This Fall, Human Rights Watch declared Israel’s limitation of fuel supplies to Gaza collective punishment of a civilian population and thus a violation of international law. As the area’s humanitarian crisis worsens, grim headlines about the misery of Gazans have become all too familiar. I was moved to search the transcripts of the past 11 presidential debates to see if our presidential hopefuls were addressing the situation in Gaza or the larger issue of the Israeli-Palestinian conflict. What I found is troubling, though not entirely surprising given the bipartisan consensus to support Israel, right or wrong.
In nine of the 11 debates, the terms Israel, Palestinians, and Gaza were either never uttered or were mentioned once or twice peripherally. For instance, Joe Biden said at the October 30 NBC debate that Pakistan has missiles that can reach Israel. The two exceptions were the November 15 Democratic debate in Las Vegas, where Bill Richardson, unprompted, briefly outlined his ideas for a two-state solution, and the December 4 Democratic radio debate on NPR, in which moderator Robert Siegel posed the single question about Israel of the past 11 debates. Unfortunately, the query was effectively avoided. Excerpt of Edwards and Obama dodging, after the jump.
“When we do things that policymakers in Washington may think are rational, like very strong support of Israel, that also upsets a lot of those 1 billion Muslims you’ve described. How would you, Senator Edwards … answer the complaint that the U.S., in its support of Israel, is so pro-Israeli, it can’t be an evenhanded, honest broker of matters and is anti-Muslim?”

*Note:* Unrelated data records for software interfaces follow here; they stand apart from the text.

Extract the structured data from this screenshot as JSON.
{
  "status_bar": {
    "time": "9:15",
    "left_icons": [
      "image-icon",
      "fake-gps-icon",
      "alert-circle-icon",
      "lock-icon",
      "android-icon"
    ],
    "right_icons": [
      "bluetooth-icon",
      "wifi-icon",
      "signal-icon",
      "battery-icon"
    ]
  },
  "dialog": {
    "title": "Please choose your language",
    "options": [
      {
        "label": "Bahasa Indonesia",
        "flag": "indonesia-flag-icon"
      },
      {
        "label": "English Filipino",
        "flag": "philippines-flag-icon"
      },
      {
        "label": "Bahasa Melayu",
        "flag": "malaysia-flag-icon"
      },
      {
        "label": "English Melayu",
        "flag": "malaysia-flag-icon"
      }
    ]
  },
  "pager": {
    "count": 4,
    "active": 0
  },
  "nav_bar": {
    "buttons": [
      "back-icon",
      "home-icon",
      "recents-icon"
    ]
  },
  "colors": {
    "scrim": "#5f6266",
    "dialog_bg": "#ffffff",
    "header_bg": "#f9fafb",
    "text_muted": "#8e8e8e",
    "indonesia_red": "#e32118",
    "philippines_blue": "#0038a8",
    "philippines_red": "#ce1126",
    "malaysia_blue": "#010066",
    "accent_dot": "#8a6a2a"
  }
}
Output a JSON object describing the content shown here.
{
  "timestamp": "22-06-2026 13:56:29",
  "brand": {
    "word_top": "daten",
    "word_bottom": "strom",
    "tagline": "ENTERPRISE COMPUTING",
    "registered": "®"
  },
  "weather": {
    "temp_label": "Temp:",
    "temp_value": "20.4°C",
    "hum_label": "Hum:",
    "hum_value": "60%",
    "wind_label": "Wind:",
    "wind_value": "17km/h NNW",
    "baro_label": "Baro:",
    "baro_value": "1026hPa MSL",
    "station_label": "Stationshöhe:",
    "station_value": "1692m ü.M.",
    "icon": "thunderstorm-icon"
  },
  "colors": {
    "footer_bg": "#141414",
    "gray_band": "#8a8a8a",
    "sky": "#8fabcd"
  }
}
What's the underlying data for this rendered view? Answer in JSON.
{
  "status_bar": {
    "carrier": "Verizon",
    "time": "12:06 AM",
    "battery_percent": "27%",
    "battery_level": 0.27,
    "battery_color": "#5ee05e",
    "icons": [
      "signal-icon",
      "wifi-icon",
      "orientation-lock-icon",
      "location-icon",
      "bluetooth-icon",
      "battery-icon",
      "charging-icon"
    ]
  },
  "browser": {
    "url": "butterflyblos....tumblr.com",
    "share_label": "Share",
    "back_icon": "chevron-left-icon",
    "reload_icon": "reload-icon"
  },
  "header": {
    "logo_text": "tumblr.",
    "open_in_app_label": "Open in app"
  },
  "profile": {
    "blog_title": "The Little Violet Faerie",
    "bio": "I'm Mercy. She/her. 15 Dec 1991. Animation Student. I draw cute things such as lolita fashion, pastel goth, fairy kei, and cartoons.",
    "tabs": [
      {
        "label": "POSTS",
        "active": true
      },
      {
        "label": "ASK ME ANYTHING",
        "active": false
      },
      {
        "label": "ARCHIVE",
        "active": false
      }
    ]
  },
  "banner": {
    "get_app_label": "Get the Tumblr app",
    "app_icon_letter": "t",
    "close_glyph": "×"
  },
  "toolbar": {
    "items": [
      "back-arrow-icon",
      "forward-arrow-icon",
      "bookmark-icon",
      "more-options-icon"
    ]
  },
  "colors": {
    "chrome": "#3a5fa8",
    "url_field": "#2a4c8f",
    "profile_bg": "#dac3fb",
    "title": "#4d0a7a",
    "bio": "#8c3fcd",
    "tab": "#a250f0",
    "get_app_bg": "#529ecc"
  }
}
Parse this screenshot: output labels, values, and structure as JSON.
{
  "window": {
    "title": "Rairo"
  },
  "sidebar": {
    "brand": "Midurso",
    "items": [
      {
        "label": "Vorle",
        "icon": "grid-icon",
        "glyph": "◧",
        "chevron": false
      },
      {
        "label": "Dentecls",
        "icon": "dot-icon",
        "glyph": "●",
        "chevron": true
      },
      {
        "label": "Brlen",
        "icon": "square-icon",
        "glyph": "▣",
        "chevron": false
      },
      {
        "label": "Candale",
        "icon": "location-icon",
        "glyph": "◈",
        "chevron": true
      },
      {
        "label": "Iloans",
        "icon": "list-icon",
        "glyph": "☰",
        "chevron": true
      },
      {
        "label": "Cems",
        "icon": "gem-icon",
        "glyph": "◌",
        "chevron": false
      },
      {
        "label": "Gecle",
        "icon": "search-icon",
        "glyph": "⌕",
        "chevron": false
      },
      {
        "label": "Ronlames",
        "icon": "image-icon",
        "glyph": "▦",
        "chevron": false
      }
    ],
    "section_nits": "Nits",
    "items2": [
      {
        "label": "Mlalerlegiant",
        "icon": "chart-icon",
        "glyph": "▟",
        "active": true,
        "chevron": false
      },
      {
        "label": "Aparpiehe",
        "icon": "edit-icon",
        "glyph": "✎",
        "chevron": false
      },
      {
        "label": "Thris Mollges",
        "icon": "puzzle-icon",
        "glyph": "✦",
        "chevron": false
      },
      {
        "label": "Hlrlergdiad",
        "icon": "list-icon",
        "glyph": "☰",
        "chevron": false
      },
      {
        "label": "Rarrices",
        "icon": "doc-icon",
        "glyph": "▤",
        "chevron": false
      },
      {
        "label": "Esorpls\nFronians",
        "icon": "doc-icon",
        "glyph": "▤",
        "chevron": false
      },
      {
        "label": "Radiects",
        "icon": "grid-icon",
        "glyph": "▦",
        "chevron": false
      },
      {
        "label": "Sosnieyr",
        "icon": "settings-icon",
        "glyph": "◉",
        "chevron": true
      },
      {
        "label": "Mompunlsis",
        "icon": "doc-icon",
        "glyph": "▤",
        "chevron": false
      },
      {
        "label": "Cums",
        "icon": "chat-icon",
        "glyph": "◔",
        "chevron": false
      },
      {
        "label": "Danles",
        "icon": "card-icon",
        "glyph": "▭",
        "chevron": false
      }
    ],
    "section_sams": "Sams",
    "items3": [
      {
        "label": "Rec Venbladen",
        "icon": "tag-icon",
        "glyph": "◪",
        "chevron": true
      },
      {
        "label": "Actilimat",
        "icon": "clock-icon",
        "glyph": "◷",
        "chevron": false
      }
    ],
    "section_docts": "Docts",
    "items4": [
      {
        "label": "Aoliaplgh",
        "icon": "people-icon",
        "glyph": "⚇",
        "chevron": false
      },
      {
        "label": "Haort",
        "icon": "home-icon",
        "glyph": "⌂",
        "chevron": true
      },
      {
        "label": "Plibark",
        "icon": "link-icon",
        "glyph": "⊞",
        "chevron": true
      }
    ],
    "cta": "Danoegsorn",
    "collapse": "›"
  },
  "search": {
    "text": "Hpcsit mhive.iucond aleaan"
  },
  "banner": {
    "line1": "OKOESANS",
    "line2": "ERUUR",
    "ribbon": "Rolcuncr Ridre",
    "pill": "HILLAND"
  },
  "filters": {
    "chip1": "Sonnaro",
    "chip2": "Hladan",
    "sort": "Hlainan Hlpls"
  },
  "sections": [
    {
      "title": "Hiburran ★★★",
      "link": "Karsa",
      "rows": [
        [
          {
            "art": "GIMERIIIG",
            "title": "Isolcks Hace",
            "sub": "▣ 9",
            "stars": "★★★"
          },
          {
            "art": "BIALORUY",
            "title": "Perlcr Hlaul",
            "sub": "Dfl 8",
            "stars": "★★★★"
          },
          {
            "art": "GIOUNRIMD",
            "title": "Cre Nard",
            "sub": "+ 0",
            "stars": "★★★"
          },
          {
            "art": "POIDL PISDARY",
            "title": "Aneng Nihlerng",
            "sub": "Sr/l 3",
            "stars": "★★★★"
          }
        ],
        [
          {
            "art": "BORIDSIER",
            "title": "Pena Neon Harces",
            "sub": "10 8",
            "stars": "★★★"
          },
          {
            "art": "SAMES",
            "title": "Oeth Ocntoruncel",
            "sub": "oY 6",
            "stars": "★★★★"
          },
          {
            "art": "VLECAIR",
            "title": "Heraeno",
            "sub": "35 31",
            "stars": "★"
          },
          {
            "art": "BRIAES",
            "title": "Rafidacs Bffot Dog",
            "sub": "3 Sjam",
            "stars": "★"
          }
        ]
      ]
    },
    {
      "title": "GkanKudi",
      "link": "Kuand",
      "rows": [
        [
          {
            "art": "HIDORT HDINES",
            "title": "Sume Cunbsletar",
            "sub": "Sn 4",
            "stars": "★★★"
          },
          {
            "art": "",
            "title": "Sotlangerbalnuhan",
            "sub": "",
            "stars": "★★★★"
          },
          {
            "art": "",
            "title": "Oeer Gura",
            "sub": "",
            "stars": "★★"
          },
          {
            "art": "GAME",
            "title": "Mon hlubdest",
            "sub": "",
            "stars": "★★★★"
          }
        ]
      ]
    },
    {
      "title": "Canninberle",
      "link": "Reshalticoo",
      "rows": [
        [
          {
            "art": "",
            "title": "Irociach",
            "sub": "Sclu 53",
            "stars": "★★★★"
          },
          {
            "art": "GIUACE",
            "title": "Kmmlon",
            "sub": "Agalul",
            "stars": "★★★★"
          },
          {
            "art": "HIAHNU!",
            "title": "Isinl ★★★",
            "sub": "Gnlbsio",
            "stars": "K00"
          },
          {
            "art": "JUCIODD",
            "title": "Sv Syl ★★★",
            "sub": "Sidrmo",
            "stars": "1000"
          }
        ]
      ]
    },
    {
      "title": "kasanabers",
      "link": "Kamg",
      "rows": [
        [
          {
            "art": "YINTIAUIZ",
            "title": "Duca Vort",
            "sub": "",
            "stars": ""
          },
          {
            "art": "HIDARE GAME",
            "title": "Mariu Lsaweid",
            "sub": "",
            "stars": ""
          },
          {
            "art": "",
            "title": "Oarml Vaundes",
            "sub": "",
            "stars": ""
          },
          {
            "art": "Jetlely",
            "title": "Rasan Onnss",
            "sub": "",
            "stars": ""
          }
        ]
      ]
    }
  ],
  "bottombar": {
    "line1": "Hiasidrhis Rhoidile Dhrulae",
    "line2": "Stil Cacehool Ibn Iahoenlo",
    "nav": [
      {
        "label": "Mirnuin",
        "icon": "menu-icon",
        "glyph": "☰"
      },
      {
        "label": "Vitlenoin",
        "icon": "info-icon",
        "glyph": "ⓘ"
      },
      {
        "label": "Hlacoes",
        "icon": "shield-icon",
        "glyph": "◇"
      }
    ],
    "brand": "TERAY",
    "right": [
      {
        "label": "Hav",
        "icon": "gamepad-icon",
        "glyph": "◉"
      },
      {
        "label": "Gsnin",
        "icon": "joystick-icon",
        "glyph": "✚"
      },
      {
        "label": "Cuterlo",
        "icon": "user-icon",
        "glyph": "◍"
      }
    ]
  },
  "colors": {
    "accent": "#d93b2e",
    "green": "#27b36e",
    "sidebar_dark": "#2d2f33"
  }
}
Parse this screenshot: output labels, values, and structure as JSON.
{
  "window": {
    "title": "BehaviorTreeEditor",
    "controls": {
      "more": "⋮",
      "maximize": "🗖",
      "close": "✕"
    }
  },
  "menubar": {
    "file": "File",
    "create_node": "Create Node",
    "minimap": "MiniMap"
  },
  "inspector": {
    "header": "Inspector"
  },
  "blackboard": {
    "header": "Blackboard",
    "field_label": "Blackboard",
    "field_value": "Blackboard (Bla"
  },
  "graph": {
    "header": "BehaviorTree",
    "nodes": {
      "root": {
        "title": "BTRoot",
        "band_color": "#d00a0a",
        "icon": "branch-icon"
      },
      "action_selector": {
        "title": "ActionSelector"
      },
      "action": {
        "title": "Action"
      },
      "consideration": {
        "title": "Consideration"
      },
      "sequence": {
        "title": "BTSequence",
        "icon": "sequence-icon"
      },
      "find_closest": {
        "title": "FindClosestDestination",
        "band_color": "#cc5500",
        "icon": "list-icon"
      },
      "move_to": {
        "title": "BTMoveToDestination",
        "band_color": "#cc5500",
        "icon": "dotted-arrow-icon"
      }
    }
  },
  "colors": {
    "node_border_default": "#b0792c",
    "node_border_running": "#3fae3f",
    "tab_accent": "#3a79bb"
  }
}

Edwards proceeds to ignore the question, makes a point about Ahmadinejad and says to improve relations with Muslims we must “help make education available to fight global poverty.” He makes no mention of Israel/Palestine. Siegel then turns to Obama. The senator says we need to close Guantanamo and talk not just to our friends but to our enemies. He, like Edwards, doesn’t touch the Israel issue. To their credit, Dodd and Kucinich do a much better job at engaging.
So in the past 11 debates the grand total of references to the Gaza Strip is zero. Considering that Israel is our biggest ally in the Middle East and the biggest recipient of U.S. aid in the world, isn’t it about time the candidates were asked what they think of our ally’s destructive policies in Gaza? Will any moderator have the courage to pose the question?